Finland's Force Majeure returns with their sophomore effort Saints of Sulphur, and they convinced me of a few things. Vocalist, Ricky definitely sounds like a Tobias Sammet clone, and their music sounds like a heavier version of early Edguy. Perhaps, if Edguy didn't do the Mandrake album, cranked up the heaviness, they could have sounded like this. On a more positive note, Force Majeure appears to have increased their creativity and versatility, at least on several songs. We'll get to that shortly ...
Above, Force Majeure: posing before their favorite mode of transportation, a tank.

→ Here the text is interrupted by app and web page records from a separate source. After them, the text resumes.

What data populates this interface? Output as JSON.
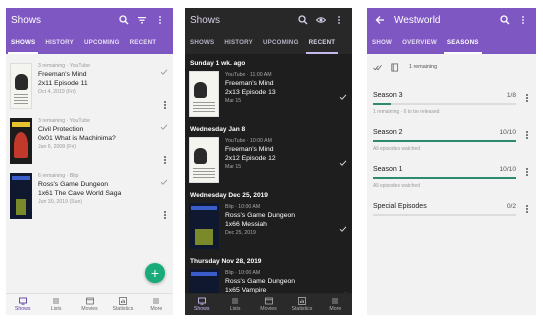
{
  "colors": {
    "primary": "#7e57c2",
    "accent": "#1aab7a",
    "progress": "#2d8a6e",
    "dark_bg": "#1e1e1e"
  },
  "panel1": {
    "title": "Shows",
    "tabs": [
      "SHOWS",
      "HISTORY",
      "UPCOMING",
      "RECENT"
    ],
    "active_tab": 0,
    "shows": [
      {
        "meta": "3 remaining · YouTube",
        "name": "Freeman's Mind",
        "episode": "2x11 Episode 11",
        "date": "Oct 4, 2019 (Fri)",
        "poster": "freemans-mind-poster"
      },
      {
        "meta": "3 remaining · YouTube",
        "name": "Civil Protection",
        "episode": "0x01 What is Machinima?",
        "date": "Jan 6, 2008 (Fri)",
        "poster": "civil-protection-poster"
      },
      {
        "meta": "6 remaining · Blip",
        "name": "Ross's Game Dungeon",
        "episode": "1x61 The Cave World Saga",
        "date": "Jun 30, 2019 (Sun)",
        "poster": "ross-game-dungeon-poster"
      }
    ],
    "fab": "+"
  },
  "panel2": {
    "title": "Shows",
    "tabs": [
      "SHOWS",
      "HISTORY",
      "UPCOMING",
      "RECENT"
    ],
    "active_tab": 3,
    "groups": [
      {
        "day": "Sunday 1 wk. ago",
        "meta": "YouTube · 11:00 AM",
        "name": "Freeman's Mind",
        "episode": "2x13 Episode 13",
        "date": "Mar 15"
      },
      {
        "day": "Wednesday Jan 8",
        "meta": "YouTube · 10:00 AM",
        "name": "Freeman's Mind",
        "episode": "2x12 Episode 12",
        "date": "Mar 15"
      },
      {
        "day": "Wednesday Dec 25, 2019",
        "meta": "Blip · 10:00 AM",
        "name": "Ross's Game Dungeon",
        "episode": "1x66 Messiah",
        "date": "Dec 25, 2019"
      },
      {
        "day": "Thursday Nov 28, 2019",
        "meta": "Blip · 10:00 AM",
        "name": "Ross's Game Dungeon",
        "episode": "1x65 Vampire",
        "date": ""
      }
    ]
  },
  "panel3": {
    "title": "Westworld",
    "tabs": [
      "SHOW",
      "OVERVIEW",
      "SEASONS"
    ],
    "active_tab": 2,
    "remaining": "1 remaining",
    "seasons": [
      {
        "name": "Season 3",
        "count": "1/8",
        "note": "1 remaining · 6 to be released",
        "progress": 0.125
      },
      {
        "name": "Season 2",
        "count": "10/10",
        "note": "All episodes watched",
        "progress": 1.0
      },
      {
        "name": "Season 1",
        "count": "10/10",
        "note": "All episodes watched",
        "progress": 1.0
      },
      {
        "name": "Special Episodes",
        "count": "0/2",
        "note": "",
        "progress": 0.0
      }
    ]
  },
  "bottomnav": [
    "Shows",
    "Lists",
    "Movies",
    "Statistics",
    "More"
  ]
}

But first there's both the strange and predictable. For the former, there's the crushing heaviness of the opener Crushblade where, it seems, FM tries to tap some of the harshness of modern metal. To the latter, Paint Me Dead, Blizzard, and Zero Toxic are quintessential melodic power metal, but in the best light. The musicianship and simple execution is nearly flawless. This is especially so on the 'Edguy-type' pieces One More Day and Ever Since the Dawn (great bass work on both, by the way). In this case, Force Majeure offers the best power metal, echoing their peers, both past and present.
However, where Force Majeure shows glimmers of better brilliance is on the longer songs These Cold Deserted Shores and Saints of Sulphur Sure, you could repeat preceding comments, and if you said, 'there's nothing no under the sun,' you might have a host of power metal angels (or fans) agreeing. But there's a greater depth to these songs; it's that creativity and versatility I mentioned earlier. It sounds and seems that, if FM was going stand in company of the greats, they better up their game. And, damn it, the rise to the occasion. Does this make Saints of Sulphur extra special in the field? Perhaps not. But, with these songs, and across the entire album, Force Majeure is progressing.

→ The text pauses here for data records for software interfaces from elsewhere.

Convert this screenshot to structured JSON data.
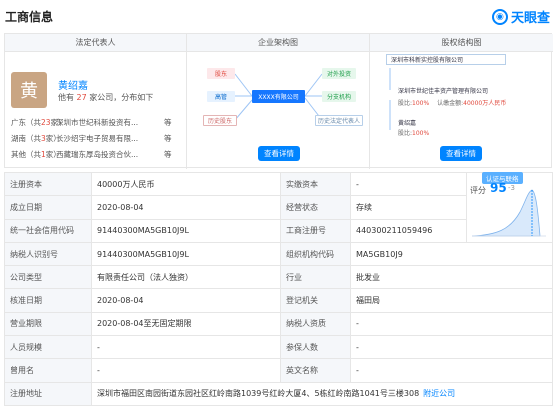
{
  "header": {
    "title": "工商信息",
    "brand": "天眼查",
    "brand_icon": "eye-logo-icon"
  },
  "legal": {
    "tab": "法定代表人",
    "avatar_char": "黄",
    "name": "黄绍嘉",
    "prefix": "他有",
    "count": "27",
    "suffix": "家公司，分布如下",
    "regions": [
      {
        "name": "广东",
        "prefix": "（共",
        "count": "23",
        "suffix": "家）",
        "company": "深圳市世纪科新投资有...",
        "more": "等"
      },
      {
        "name": "湖南",
        "prefix": "（共",
        "count": "3",
        "suffix": "家）",
        "company": "长沙绍宇电子贸易有限...",
        "more": "等"
      },
      {
        "name": "其他",
        "prefix": "（共",
        "count": "1",
        "suffix": "家）",
        "company": "西藏瑞东厚岛投资合伙...",
        "more": "等"
      }
    ],
    "button": "查看详情"
  },
  "structure": {
    "tab": "企业架构图",
    "nodes": {
      "shareholder": "股东",
      "exec": "高管",
      "center": "XXXX有限公司",
      "invest": "对外投资",
      "branch": "分支机构",
      "hist_holder": "历史股东",
      "hist_rep": "历史法定代表人"
    },
    "button": "查看详情"
  },
  "equity": {
    "tab": "股权结构图",
    "top": "深圳市科新实控股有限公司",
    "l2": "深圳市世纪佳丰资产管理有限公司",
    "ratio_label": "股比:",
    "ratio": "100%",
    "amount_label": "认缴金额:",
    "amount": "40000万人民币",
    "l3": "黄绍嘉",
    "l3_ratio_label": "股比:",
    "l3_ratio": "100%",
    "button": "查看详情"
  },
  "score": {
    "badge": "认证与联络",
    "label": "评分",
    "value": "95",
    "delta": "-3"
  },
  "rows": [
    [
      {
        "l": "注册资本",
        "v": "40000万人民币"
      },
      {
        "l": "实缴资本",
        "v": "-"
      }
    ],
    [
      {
        "l": "成立日期",
        "v": "2020-08-04"
      },
      {
        "l": "经营状态",
        "v": "存续"
      }
    ],
    [
      {
        "l": "统一社会信用代码",
        "v": "91440300MA5GB10J9L"
      },
      {
        "l": "工商注册号",
        "v": "440300211059496"
      }
    ],
    [
      {
        "l": "纳税人识别号",
        "v": "91440300MA5GB10J9L"
      },
      {
        "l": "组织机构代码",
        "v": "MA5GB10J9"
      }
    ],
    [
      {
        "l": "公司类型",
        "v": "有限责任公司（法人独资）"
      },
      {
        "l": "行业",
        "v": "批发业"
      }
    ],
    [
      {
        "l": "核准日期",
        "v": "2020-08-04"
      },
      {
        "l": "登记机关",
        "v": "福田局"
      }
    ],
    [
      {
        "l": "营业期限",
        "v": "2020-08-04至无固定期限"
      },
      {
        "l": "纳税人资质",
        "v": "-"
      }
    ],
    [
      {
        "l": "人员规模",
        "v": "-"
      },
      {
        "l": "参保人数",
        "v": "-"
      }
    ],
    [
      {
        "l": "曾用名",
        "v": "-"
      },
      {
        "l": "英文名称",
        "v": "-"
      }
    ]
  ],
  "address": {
    "label": "注册地址",
    "value": "深圳市福田区南园街道东园社区红岭南路1039号红岭大厦4、5栋红岭南路1041号三楼308",
    "link": "附近公司"
  },
  "colors": {
    "accent": "#0084ff",
    "red": "#e0493d",
    "label_bg": "#f5f7fa"
  }
}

And, after all, it does sound pretty damn good. Recommended.
Force Majeure's Saints of Sulphur finds the band continuing on the path of classic European power metal. Perhaps heavier, and with notable advances in creativity on the longer songs.

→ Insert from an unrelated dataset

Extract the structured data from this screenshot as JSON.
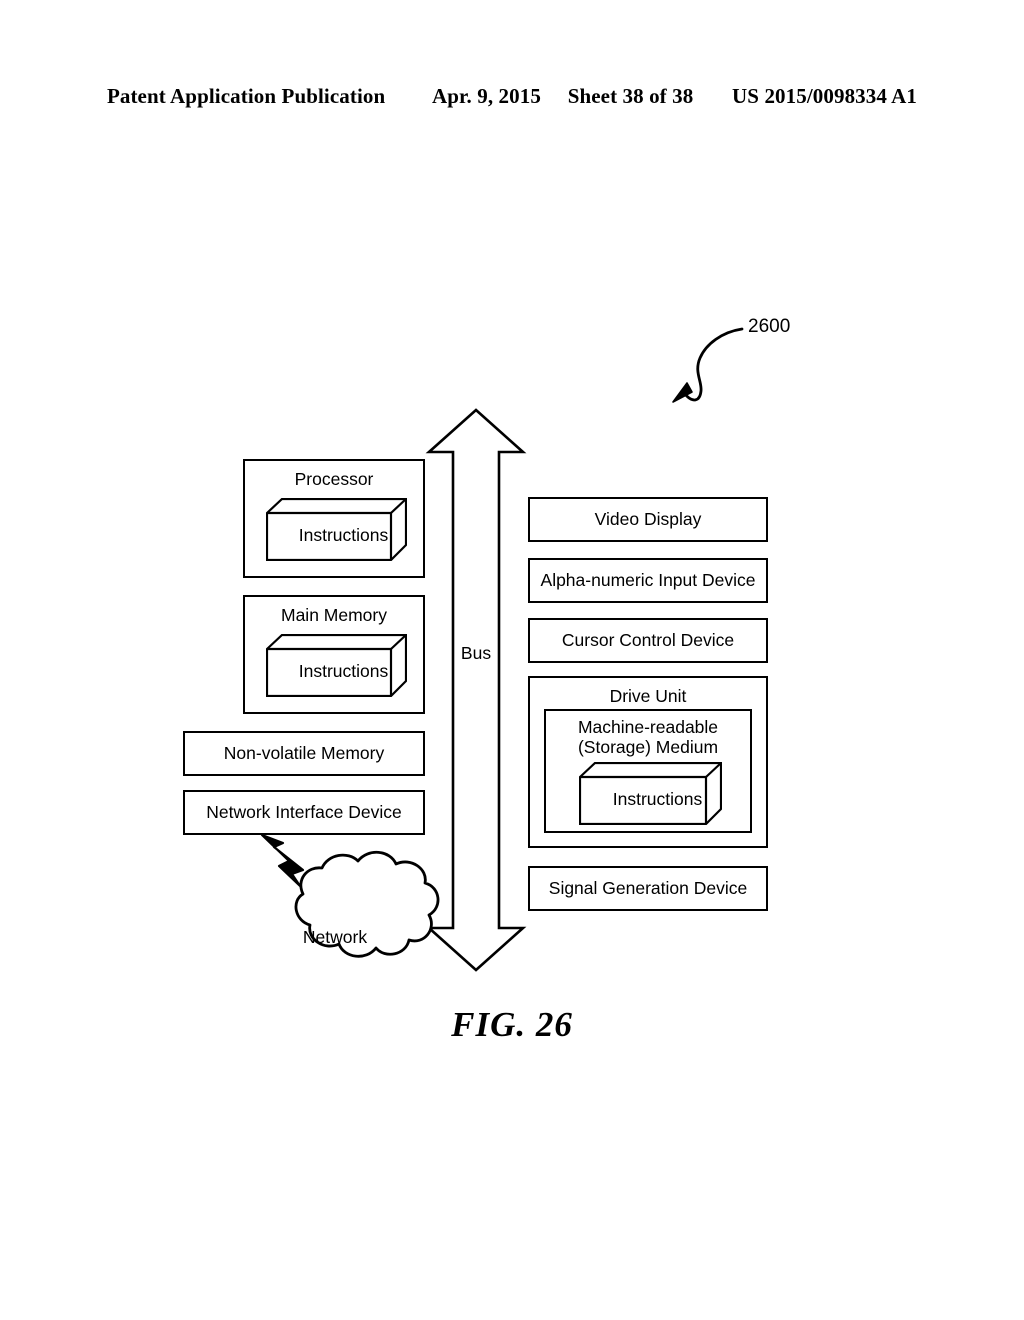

Resolve marks the return of Allentown's Mindmaze, after a three year hiatus from the studio. Their third album offers a new and stable line up with new drummer Mark Bennett assisting bassist Rich ... [ Read More ]